The Security Technical Implementation Guide (STIG) is a Department of Defense (DoD) technical guidance standard that captures the cybersecurity requirements for a specific product, such as a cloud application going into production to support the warfighter. System integrators (SIs), government contractors, and independent software vendors know the STIG process as a well-governed process that all of their technology products must pass. The Defense Information Systems Agency (DISA) released the Container Platform Security Requirements Guide (SRG) in December 2020 to direct how software containers go through the STIG process.
STIGs are notorious for their complexity and the hurdle that STIG compliance poses for technology project success in the DoD. Here are some tips to help your team prepare for your first STIG or to fine-tune your existing internal STIG processes.
4 Ways to Prepare for the STIG Process for Containers
Here are four ways to prepare your teams for containers entering the STIG process:

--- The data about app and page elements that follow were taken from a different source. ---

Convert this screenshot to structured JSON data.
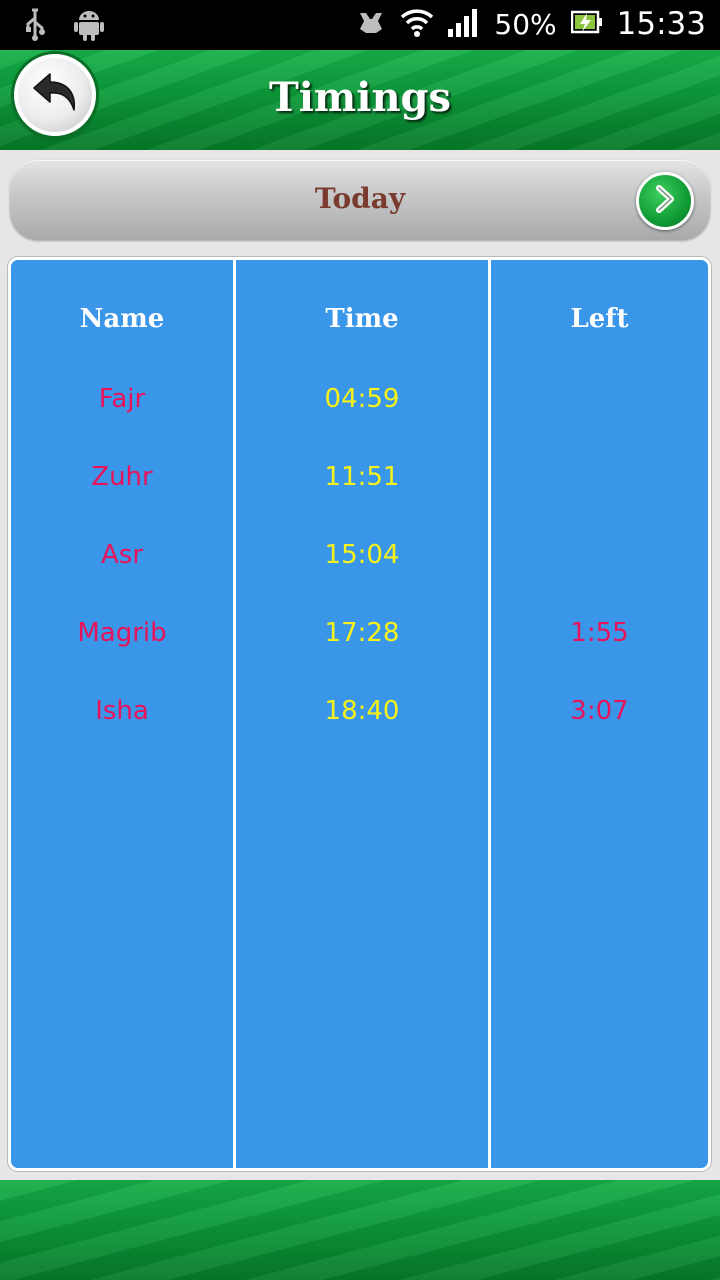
{
  "status_bar": {
    "battery": "50%",
    "time": "15:33",
    "icons": [
      "usb-icon",
      "android-icon",
      "sync-icon",
      "wifi-icon",
      "signal-icon",
      "battery-icon"
    ]
  },
  "header": {
    "title": "Timings",
    "back_icon": "back-arrow-icon"
  },
  "date_bar": {
    "label": "Today",
    "next_icon": "chevron-right-icon"
  },
  "table": {
    "columns": [
      "Name",
      "Time",
      "Left"
    ],
    "rows": [
      {
        "name": "Fajr",
        "time": "04:59",
        "left": ""
      },
      {
        "name": "Zuhr",
        "time": "11:51",
        "left": ""
      },
      {
        "name": "Asr",
        "time": "15:04",
        "left": ""
      },
      {
        "name": "Magrib",
        "time": "17:28",
        "left": "1:55"
      },
      {
        "name": "Isha",
        "time": "18:40",
        "left": "3:07"
      }
    ]
  },
  "colors": {
    "panel": "#3a96e8",
    "name_text": "#e8135a",
    "time_text": "#f7f21a",
    "header_green": "#0d9a3a"
  }
}
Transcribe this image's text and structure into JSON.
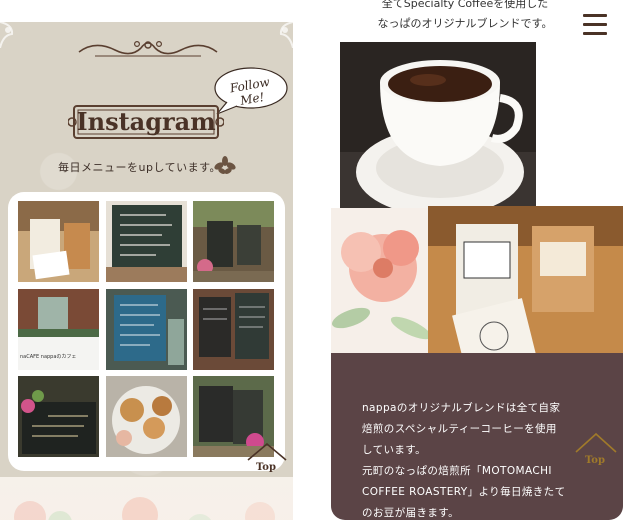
{
  "instagram": {
    "title": "Instagram",
    "follow_badge": "Follow Me!",
    "subtitle": "毎日メニューをupしています。",
    "grid_caption": "naCAFE nappaのカフェ"
  },
  "top_button": {
    "label": "Top"
  },
  "right": {
    "intro_line1": "全てSpecialty Coffeeを使用した",
    "intro_line2": "なっぱのオリジナルブレンドです。",
    "description": [
      "nappaのオリジナルブレンドは全て自家",
      "焙煎のスペシャルティーコーヒーを使用",
      "しています。",
      "元町のなっぱの焙煎所「MOTOMACHI",
      "COFFEE ROASTERY」より毎日焼きたて",
      "のお豆が届きます。"
    ]
  },
  "colors": {
    "panel_beige": "#d9d3c6",
    "brown_text": "#4a3226",
    "card_plum": "#5b4446",
    "top_gold": "#a07a2a"
  },
  "icons": [
    "menu-icon",
    "leaf-icon",
    "top-arrow-icon",
    "ornament-icon"
  ]
}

1. Provide your Team with Container and STIG Cross-Training
DevSecOps and containers, in particular, are still gaining ground in DoD programs. You may very well find your team in a situation where your cybersecurity/STIG experts may not have much container experience. Likewise, your programmers and solution architects may not have much STIG experience. Such a situation calls for some manner of formal or informal cross-training for your team on at least the basics of containers and STIGs.
Look for ways to provide your cybersecurity specialists involved in the STIG process with training about containers if necessary. There are several commercial and free training options available. Check with your corporate training department to see what resources they might have available such as seats for online training vendors like A Cloud Guru and Cloud Academy.
There’s a lot of out-of-date and conflicting information about the STIG process on the web today. System integrators and government contractors need to build STIG expertise across their DoD project teams to cut through such noise.
Including STIG expertise as an essential part of your cybersecurity team is the first step. While contract requirements dictate this proficiency, it only helps if your organization can build a “bench” of STIG experts.
Here are three tips for building up your STIG talent base:
- Make STIG experience a “plus” or “bonus” in your cybersecurity job requirements for roles, even if they may not be directly billable to projects with STIG work (at least in the beginning)
- Develop internal training around STIG practices led by your internal experts and make it part of employee onboarding and DoD project kickoffs
- Create a “reach back” channel from your project teams to get STIG expertise from other parts of your company, such as corporate and other project teams with STIG expertise, to get support for any issues and challenges with the STIG process
Depending on the size of your company, clearance requirements of the project, and other situational factors, the temptation might be there to bring in outside contractors to shore up your STIG expertise internally. For example, the Container Platform Security Resource Guide (SRG) is still new. It makes sense to bring in an outside contractor with some experience managing containers through the STIG process. If you go this route, prioritize the knowledge transfer from the contractor to your internal team. Otherwise, their container and STIG knowledge walk out the door at the end of the contract term.
2. Validate your STIG Source Materials
When researching the latest STIG requirements, you need to validate the source materials. There are many vendors and educational sites that publish STIG content. Some of that content is outdated and incomplete. It’s always best to go straight to the source. DISA provides authoritative and up-to-date STIG content online that you should consider as your single source of truth on the STIG process for containers.
3. Make the STIG Viewer part of your Approved Desktop
Working on DoD and other public sector projects requires secure environments for developers, solution architects, cybersecurity specialists, and other team members. The STIG Viewer should become a part of your DoD project team’s secure desktop environment. Save the extra step of your DoD security teams putting in a service desk ticket to request the STIG Viewer installation.
4. Look for Tools that Automate time-intensive Steps in the STIG process
The STIG process is time-intensive, primarily documenting policy controls. Look for tools that’ll help you automate compliance checks before you proceed into an audit of your STIG controls. The right tool can save you from audit surprises and rework that’ll slow down your application going live.
The STIG process for containers is still very new to DoD programs. Being proactive and preparing your teams upfront in tandem with ongoing collaboration are the keys to navigating the STIG process for containers.
Learn more about putting your containers through the STIG process in our new white paper entitled Navigating STIG Compliance for Containers!